» Task objective: Write the data out again exactly, with no pictures.

------ Information supplied ------

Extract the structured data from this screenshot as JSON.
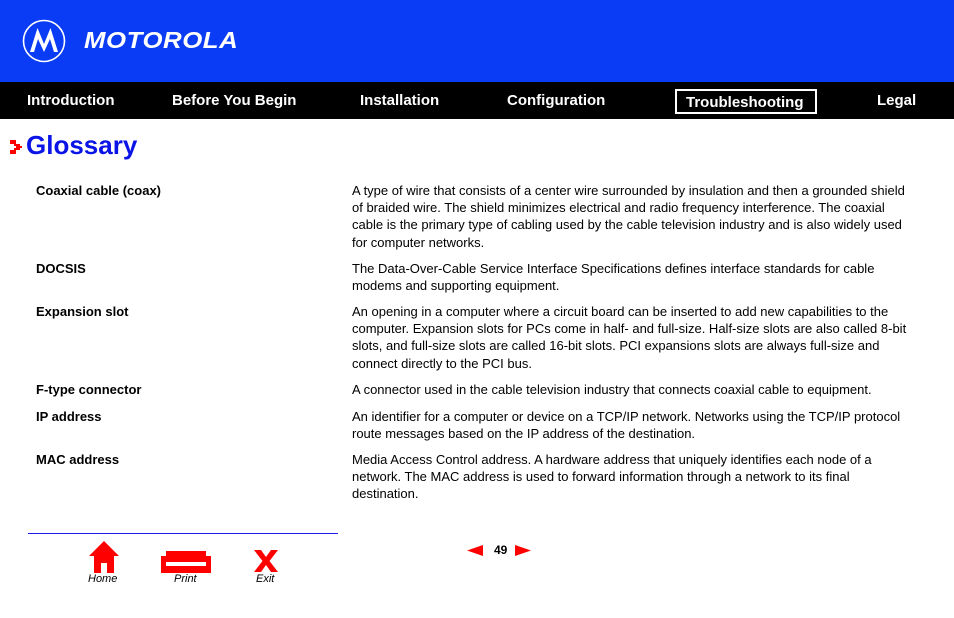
{
  "header": {
    "brand": "MOTOROLA",
    "brand_color": "#0a3cf5"
  },
  "nav": {
    "items": [
      {
        "label": "Introduction",
        "active": false
      },
      {
        "label": "Before You Begin",
        "active": false
      },
      {
        "label": "Installation",
        "active": false
      },
      {
        "label": "Configuration",
        "active": false
      },
      {
        "label": "Troubleshooting",
        "active": true
      },
      {
        "label": "Legal",
        "active": false
      }
    ]
  },
  "page": {
    "title": "Glossary",
    "title_color": "#0a14e6",
    "marker_icon": "red-arrow-bullet-icon"
  },
  "glossary": [
    {
      "term": "Coaxial cable (coax)",
      "definition": "A type of wire that consists of a center wire surrounded by insulation and then a grounded shield of braided wire. The shield minimizes electrical and radio frequency interference. The coaxial cable is the primary type of cabling used by the cable television industry and is also widely used for computer networks."
    },
    {
      "term": "DOCSIS",
      "definition": "The Data-Over-Cable Service Interface Specifications defines interface standards for cable modems and supporting equipment."
    },
    {
      "term": "Expansion slot",
      "definition": "An opening in a computer where a circuit board can be inserted to add new capabilities to the computer. Expansion slots for PCs come in half- and full-size. Half-size slots are also called 8-bit slots, and full-size slots are called 16-bit slots. PCI expansions slots are always full-size and connect directly to the PCI bus."
    },
    {
      "term": "F-type connector",
      "definition": "A connector used in the cable television industry that connects coaxial cable to equipment."
    },
    {
      "term": "IP address",
      "definition": "An identifier for a computer or device on a TCP/IP network. Networks using the TCP/IP protocol route messages based on the IP address of the destination."
    },
    {
      "term": "MAC address",
      "definition": "Media Access Control address. A hardware address that uniquely identifies each node of a network. The MAC address is used to forward information through a network to its final destination."
    }
  ],
  "footer": {
    "home_label": "Home",
    "print_label": "Print",
    "exit_label": "Exit",
    "page_number": "49",
    "accent_color": "#ff0000"
  }
}
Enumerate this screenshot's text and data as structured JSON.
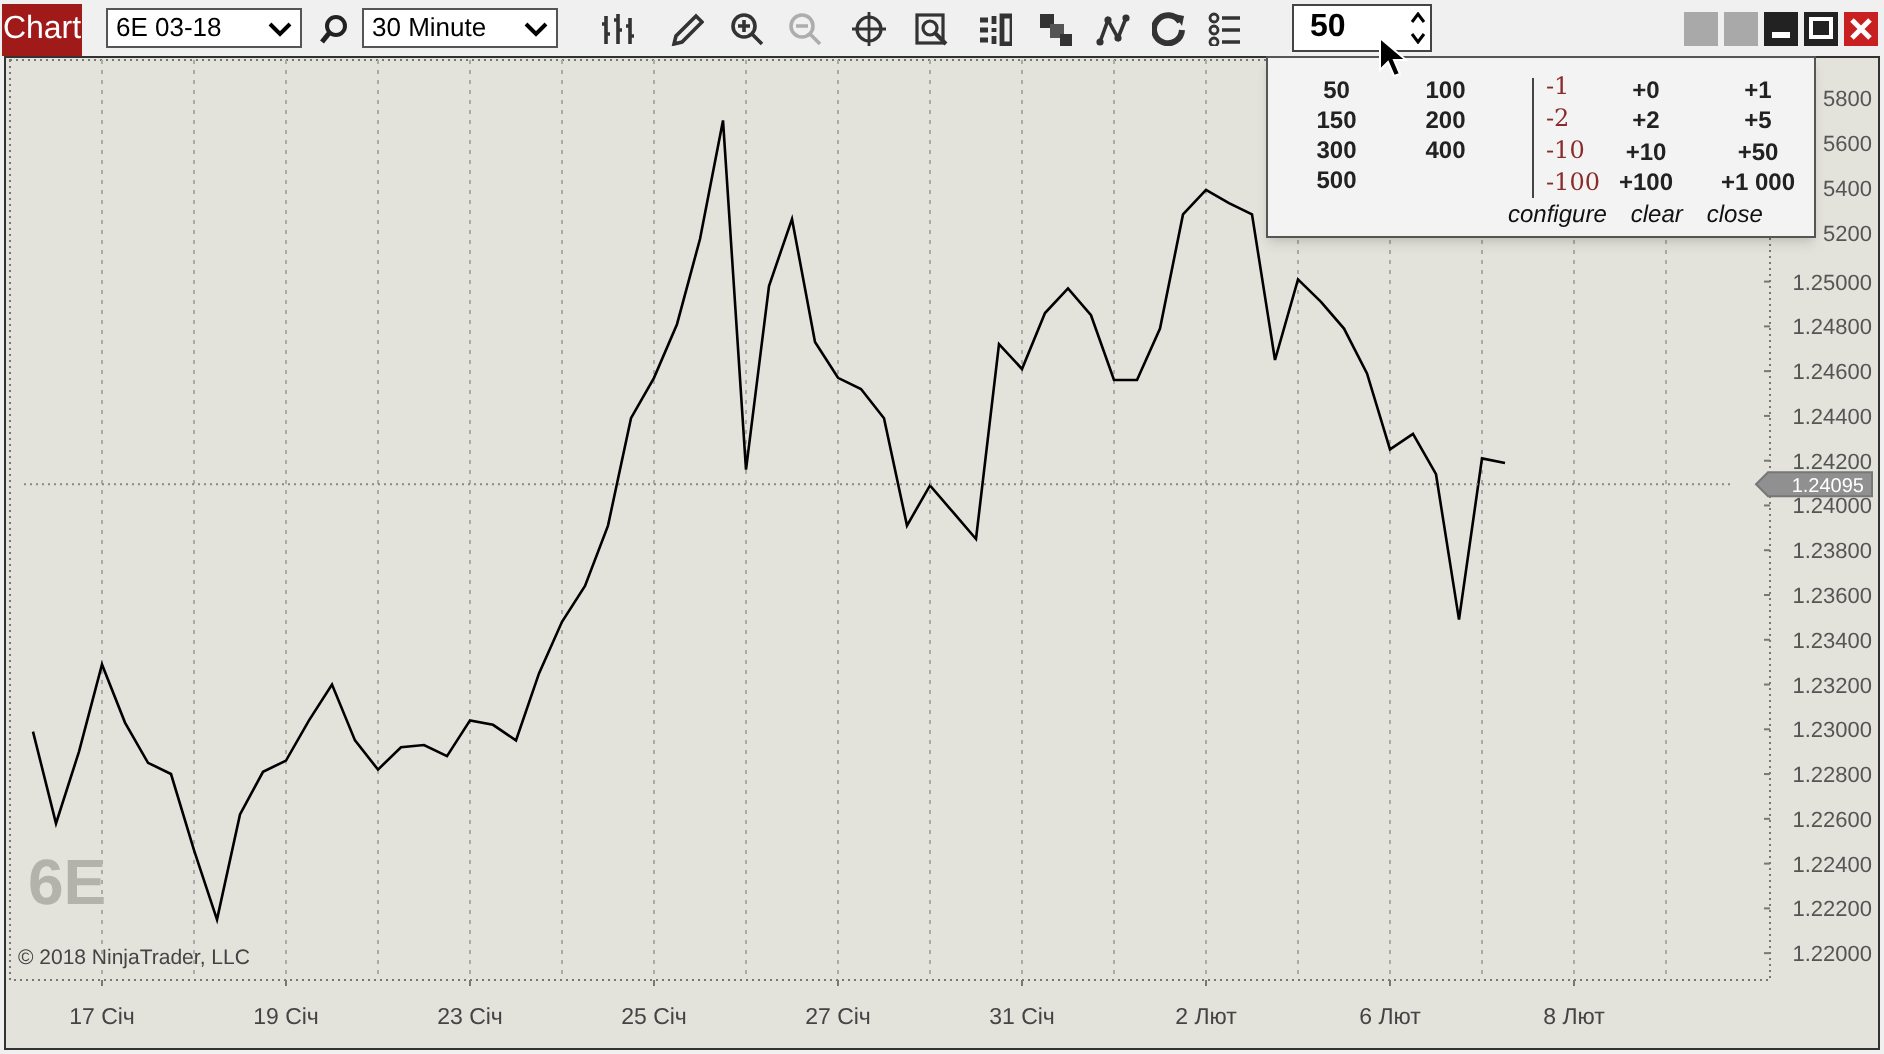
{
  "window": {
    "tab_label": "Chart"
  },
  "toolbar": {
    "instrument": "6E 03-18",
    "interval": "30 Minute",
    "quantity": "50",
    "tools": [
      {
        "kind": "bars",
        "disabled": false
      },
      {
        "kind": "pencil",
        "disabled": false
      },
      {
        "kind": "zoom-in",
        "disabled": false
      },
      {
        "kind": "zoom-out",
        "disabled": true
      },
      {
        "kind": "crosshair",
        "disabled": false
      },
      {
        "kind": "properties",
        "disabled": false
      },
      {
        "kind": "columns",
        "disabled": false
      },
      {
        "kind": "squares",
        "disabled": false
      },
      {
        "kind": "nodes",
        "disabled": false
      },
      {
        "kind": "refresh",
        "disabled": false
      },
      {
        "kind": "list",
        "disabled": false
      }
    ]
  },
  "quantity_popup": {
    "quantities": [
      "50",
      "100",
      "150",
      "200",
      "300",
      "400",
      "500"
    ],
    "decrements": [
      "-1",
      "-2",
      "-10",
      "-100"
    ],
    "increments": [
      "+0",
      "+1",
      "+2",
      "+5",
      "+10",
      "+50",
      "+100",
      "+1 000"
    ],
    "links": [
      "configure",
      "clear",
      "close"
    ]
  },
  "chart": {
    "watermark": "6E",
    "copyright": "© 2018 NinjaTrader, LLC",
    "covered_axis_labels": [
      "5800",
      "5600",
      "5400",
      "5200"
    ],
    "chart_data": {
      "type": "line",
      "grid": true,
      "ylim": [
        1.2188,
        1.2599
      ],
      "ref_lines": [
        {
          "axis": "y",
          "value": 1.24095,
          "label": "1.24095"
        }
      ],
      "categories": [
        null,
        null,
        null,
        null,
        "17 Січ",
        null,
        null,
        null,
        null,
        null,
        null,
        null,
        "19 Січ",
        null,
        null,
        null,
        null,
        null,
        null,
        null,
        "23 Січ",
        null,
        null,
        null,
        null,
        null,
        null,
        null,
        "25 Січ",
        null,
        null,
        null,
        null,
        null,
        null,
        null,
        "27 Січ",
        null,
        null,
        null,
        null,
        null,
        null,
        null,
        "31 Січ",
        null,
        null,
        null,
        null,
        null,
        null,
        null,
        "2 Лют",
        null,
        null,
        null,
        null,
        null,
        null,
        null,
        "6 Лют",
        null,
        null,
        null,
        null,
        null,
        null,
        null,
        "8 Лют"
      ],
      "yticks": [
        {
          "value": 1.22,
          "label": "1.22000"
        },
        {
          "value": 1.222,
          "label": "1.22200"
        },
        {
          "value": 1.224,
          "label": "1.22400"
        },
        {
          "value": 1.226,
          "label": "1.22600"
        },
        {
          "value": 1.228,
          "label": "1.22800"
        },
        {
          "value": 1.23,
          "label": "1.23000"
        },
        {
          "value": 1.232,
          "label": "1.23200"
        },
        {
          "value": 1.234,
          "label": "1.23400"
        },
        {
          "value": 1.236,
          "label": "1.23600"
        },
        {
          "value": 1.238,
          "label": "1.23800"
        },
        {
          "value": 1.24,
          "label": "1.24000"
        },
        {
          "value": 1.242,
          "label": "1.24200"
        },
        {
          "value": 1.244,
          "label": "1.24400"
        },
        {
          "value": 1.246,
          "label": "1.24600"
        },
        {
          "value": 1.248,
          "label": "1.24800"
        },
        {
          "value": 1.25,
          "label": "1.25000"
        }
      ],
      "series": [
        {
          "color": "#000000",
          "values": [
            null,
            1.2299,
            1.2258,
            1.229,
            1.2329,
            1.2303,
            1.2285,
            1.228,
            1.2246,
            1.2215,
            1.2262,
            1.2281,
            1.2286,
            1.2304,
            1.232,
            1.2295,
            1.2282,
            1.2292,
            1.2293,
            1.2288,
            1.2304,
            1.2302,
            1.2295,
            1.2325,
            1.2348,
            1.2364,
            1.2391,
            1.2439,
            1.2457,
            1.2481,
            1.2519,
            1.2572,
            1.2416,
            1.2498,
            1.2528,
            1.2473,
            1.2457,
            1.2452,
            1.2439,
            1.2391,
            1.2409,
            1.2397,
            1.2385,
            1.2472,
            1.2461,
            1.2486,
            1.2497,
            1.2485,
            1.2456,
            1.2456,
            1.2479,
            1.253,
            1.2541,
            1.2535,
            1.253,
            1.2465,
            1.2501,
            1.2491,
            1.2479,
            1.2459,
            1.2425,
            1.2432,
            1.2414,
            1.2349,
            1.2421,
            1.2419,
            null,
            null,
            null
          ]
        }
      ]
    }
  }
}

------

» Answer section:
Extract the structured data from this screenshot as JSON.
{
  "header": {
    "brand": "MOTOROLA",
    "brand_color": "#0a3cf5"
  },
  "nav": {
    "items": [
      {
        "label": "Introduction",
        "active": false
      },
      {
        "label": "Before You Begin",
        "active": false
      },
      {
        "label": "Installation",
        "active": false
      },
      {
        "label": "Configuration",
        "active": false
      },
      {
        "label": "Troubleshooting",
        "active": true
      },
      {
        "label": "Legal",
        "active": false
      }
    ]
  },
  "page": {
    "title": "Glossary",
    "title_color": "#0a14e6",
    "marker_icon": "red-arrow-bullet-icon"
  },
  "glossary": [
    {
      "term": "Coaxial cable (coax)",
      "definition": "A type of wire that consists of a center wire surrounded by insulation and then a grounded shield of braided wire. The shield minimizes electrical and radio frequency interference. The coaxial cable is the primary type of cabling used by the cable television industry and is also widely used for computer networks."
    },
    {
      "term": "DOCSIS",
      "definition": "The Data-Over-Cable Service Interface Specifications defines interface standards for cable modems and supporting equipment."
    },
    {
      "term": "Expansion slot",
      "definition": "An opening in a computer where a circuit board can be inserted to add new capabilities to the computer. Expansion slots for PCs come in half- and full-size. Half-size slots are also called 8-bit slots, and full-size slots are called 16-bit slots. PCI expansions slots are always full-size and connect directly to the PCI bus."
    },
    {
      "term": "F-type connector",
      "definition": "A connector used in the cable television industry that connects coaxial cable to equipment."
    },
    {
      "term": "IP address",
      "definition": "An identifier for a computer or device on a TCP/IP network. Networks using the TCP/IP protocol route messages based on the IP address of the destination."
    },
    {
      "term": "MAC address",
      "definition": "Media Access Control address. A hardware address that uniquely identifies each node of a network. The MAC address is used to forward information through a network to its final destination."
    }
  ],
  "footer": {
    "home_label": "Home",
    "print_label": "Print",
    "exit_label": "Exit",
    "page_number": "49",
    "accent_color": "#ff0000"
  }
}
Enumerate this screenshot's text and data as structured JSON.
{
  "window": {
    "tab_label": "Chart"
  },
  "toolbar": {
    "instrument": "6E 03-18",
    "interval": "30 Minute",
    "quantity": "50",
    "tools": [
      {
        "kind": "bars",
        "disabled": false
      },
      {
        "kind": "pencil",
        "disabled": false
      },
      {
        "kind": "zoom-in",
        "disabled": false
      },
      {
        "kind": "zoom-out",
        "disabled": true
      },
      {
        "kind": "crosshair",
        "disabled": false
      },
      {
        "kind": "properties",
        "disabled": false
      },
      {
        "kind": "columns",
        "disabled": false
      },
      {
        "kind": "squares",
        "disabled": false
      },
      {
        "kind": "nodes",
        "disabled": false
      },
      {
        "kind": "refresh",
        "disabled": false
      },
      {
        "kind": "list",
        "disabled": false
      }
    ]
  },
  "quantity_popup": {
    "quantities": [
      "50",
      "100",
      "150",
      "200",
      "300",
      "400",
      "500"
    ],
    "decrements": [
      "-1",
      "-2",
      "-10",
      "-100"
    ],
    "increments": [
      "+0",
      "+1",
      "+2",
      "+5",
      "+10",
      "+50",
      "+100",
      "+1 000"
    ],
    "links": [
      "configure",
      "clear",
      "close"
    ]
  },
  "chart": {
    "watermark": "6E",
    "copyright": "© 2018 NinjaTrader, LLC",
    "covered_axis_labels": [
      "5800",
      "5600",
      "5400",
      "5200"
    ],
    "chart_data": {
      "type": "line",
      "grid": true,
      "ylim": [
        1.2188,
        1.2599
      ],
      "ref_lines": [
        {
          "axis": "y",
          "value": 1.24095,
          "label": "1.24095"
        }
      ],
      "categories": [
        null,
        null,
        null,
        null,
        "17 Січ",
        null,
        null,
        null,
        null,
        null,
        null,
        null,
        "19 Січ",
        null,
        null,
        null,
        null,
        null,
        null,
        null,
        "23 Січ",
        null,
        null,
        null,
        null,
        null,
        null,
        null,
        "25 Січ",
        null,
        null,
        null,
        null,
        null,
        null,
        null,
        "27 Січ",
        null,
        null,
        null,
        null,
        null,
        null,
        null,
        "31 Січ",
        null,
        null,
        null,
        null,
        null,
        null,
        null,
        "2 Лют",
        null,
        null,
        null,
        null,
        null,
        null,
        null,
        "6 Лют",
        null,
        null,
        null,
        null,
        null,
        null,
        null,
        "8 Лют"
      ],
      "yticks": [
        {
          "value": 1.22,
          "label": "1.22000"
        },
        {
          "value": 1.222,
          "label": "1.22200"
        },
        {
          "value": 1.224,
          "label": "1.22400"
        },
        {
          "value": 1.226,
          "label": "1.22600"
        },
        {
          "value": 1.228,
          "label": "1.22800"
        },
        {
          "value": 1.23,
          "label": "1.23000"
        },
        {
          "value": 1.232,
          "label": "1.23200"
        },
        {
          "value": 1.234,
          "label": "1.23400"
        },
        {
          "value": 1.236,
          "label": "1.23600"
        },
        {
          "value": 1.238,
          "label": "1.23800"
        },
        {
          "value": 1.24,
          "label": "1.24000"
        },
        {
          "value": 1.242,
          "label": "1.24200"
        },
        {
          "value": 1.244,
          "label": "1.24400"
        },
        {
          "value": 1.246,
          "label": "1.24600"
        },
        {
          "value": 1.248,
          "label": "1.24800"
        },
        {
          "value": 1.25,
          "label": "1.25000"
        }
      ],
      "series": [
        {
          "color": "#000000",
          "values": [
            null,
            1.2299,
            1.2258,
            1.229,
            1.2329,
            1.2303,
            1.2285,
            1.228,
            1.2246,
            1.2215,
            1.2262,
            1.2281,
            1.2286,
            1.2304,
            1.232,
            1.2295,
            1.2282,
            1.2292,
            1.2293,
            1.2288,
            1.2304,
            1.2302,
            1.2295,
            1.2325,
            1.2348,
            1.2364,
            1.2391,
            1.2439,
            1.2457,
            1.2481,
            1.2519,
            1.2572,
            1.2416,
            1.2498,
            1.2528,
            1.2473,
            1.2457,
            1.2452,
            1.2439,
            1.2391,
            1.2409,
            1.2397,
            1.2385,
            1.2472,
            1.2461,
            1.2486,
            1.2497,
            1.2485,
            1.2456,
            1.2456,
            1.2479,
            1.253,
            1.2541,
            1.2535,
            1.253,
            1.2465,
            1.2501,
            1.2491,
            1.2479,
            1.2459,
            1.2425,
            1.2432,
            1.2414,
            1.2349,
            1.2421,
            1.2419,
            null,
            null,
            null
          ]
        }
      ]
    }
  }
}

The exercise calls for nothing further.